**What you should do:** Each entry needs to be duplicated exactly.

- Opening Delimiter -

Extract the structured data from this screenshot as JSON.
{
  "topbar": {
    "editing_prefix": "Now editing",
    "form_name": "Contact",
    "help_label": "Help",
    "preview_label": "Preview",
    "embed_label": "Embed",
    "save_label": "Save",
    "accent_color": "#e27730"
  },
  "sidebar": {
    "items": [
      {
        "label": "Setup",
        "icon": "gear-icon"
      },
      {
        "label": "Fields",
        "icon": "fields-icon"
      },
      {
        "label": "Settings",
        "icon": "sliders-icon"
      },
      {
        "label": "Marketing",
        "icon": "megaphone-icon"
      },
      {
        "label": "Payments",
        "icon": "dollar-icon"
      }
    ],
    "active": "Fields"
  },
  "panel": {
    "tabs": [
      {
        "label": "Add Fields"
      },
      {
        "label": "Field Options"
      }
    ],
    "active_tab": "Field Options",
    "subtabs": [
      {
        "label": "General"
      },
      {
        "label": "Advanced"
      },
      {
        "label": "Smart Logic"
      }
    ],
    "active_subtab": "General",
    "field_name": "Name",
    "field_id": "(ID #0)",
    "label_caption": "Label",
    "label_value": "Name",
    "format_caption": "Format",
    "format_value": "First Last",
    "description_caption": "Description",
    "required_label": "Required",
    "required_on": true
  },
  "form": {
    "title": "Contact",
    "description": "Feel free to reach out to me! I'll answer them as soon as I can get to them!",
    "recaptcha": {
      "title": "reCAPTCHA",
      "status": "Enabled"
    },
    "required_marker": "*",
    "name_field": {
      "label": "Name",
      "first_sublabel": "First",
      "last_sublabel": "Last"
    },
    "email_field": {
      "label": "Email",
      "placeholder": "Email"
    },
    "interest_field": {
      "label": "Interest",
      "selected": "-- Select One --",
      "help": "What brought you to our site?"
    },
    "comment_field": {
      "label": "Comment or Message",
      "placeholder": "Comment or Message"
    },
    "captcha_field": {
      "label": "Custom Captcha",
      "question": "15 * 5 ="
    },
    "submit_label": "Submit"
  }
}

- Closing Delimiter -

**Solution for this task:**
Extract the structured data from this screenshot as JSON.
{
  "topbar": {
    "editing_prefix": "Now editing",
    "form_name": "Contact",
    "help_label": "Help",
    "preview_label": "Preview",
    "embed_label": "Embed",
    "save_label": "Save",
    "accent_color": "#e27730"
  },
  "sidebar": {
    "items": [
      {
        "label": "Setup",
        "icon": "gear-icon"
      },
      {
        "label": "Fields",
        "icon": "fields-icon"
      },
      {
        "label": "Settings",
        "icon": "sliders-icon"
      },
      {
        "label": "Marketing",
        "icon": "megaphone-icon"
      },
      {
        "label": "Payments",
        "icon": "dollar-icon"
      }
    ],
    "active": "Fields"
  },
  "panel": {
    "tabs": [
      {
        "label": "Add Fields"
      },
      {
        "label": "Field Options"
      }
    ],
    "active_tab": "Field Options",
    "subtabs": [
      {
        "label": "General"
      },
      {
        "label": "Advanced"
      },
      {
        "label": "Smart Logic"
      }
    ],
    "active_subtab": "General",
    "field_name": "Name",
    "field_id": "(ID #0)",
    "label_caption": "Label",
    "label_value": "Name",
    "format_caption": "Format",
    "format_value": "First Last",
    "description_caption": "Description",
    "required_label": "Required",
    "required_on": true
  },
  "form": {
    "title": "Contact",
    "description": "Feel free to reach out to me! I'll answer them as soon as I can get to them!",
    "recaptcha": {
      "title": "reCAPTCHA",
      "status": "Enabled"
    },
    "required_marker": "*",
    "name_field": {
      "label": "Name",
      "first_sublabel": "First",
      "last_sublabel": "Last"
    },
    "email_field": {
      "label": "Email",
      "placeholder": "Email"
    },
    "interest_field": {
      "label": "Interest",
      "selected": "-- Select One --",
      "help": "What brought you to our site?"
    },
    "comment_field": {
      "label": "Comment or Message",
      "placeholder": "Comment or Message"
    },
    "captcha_field": {
      "label": "Custom Captcha",
      "question": "15 * 5 ="
    },
    "submit_label": "Submit"
  }
}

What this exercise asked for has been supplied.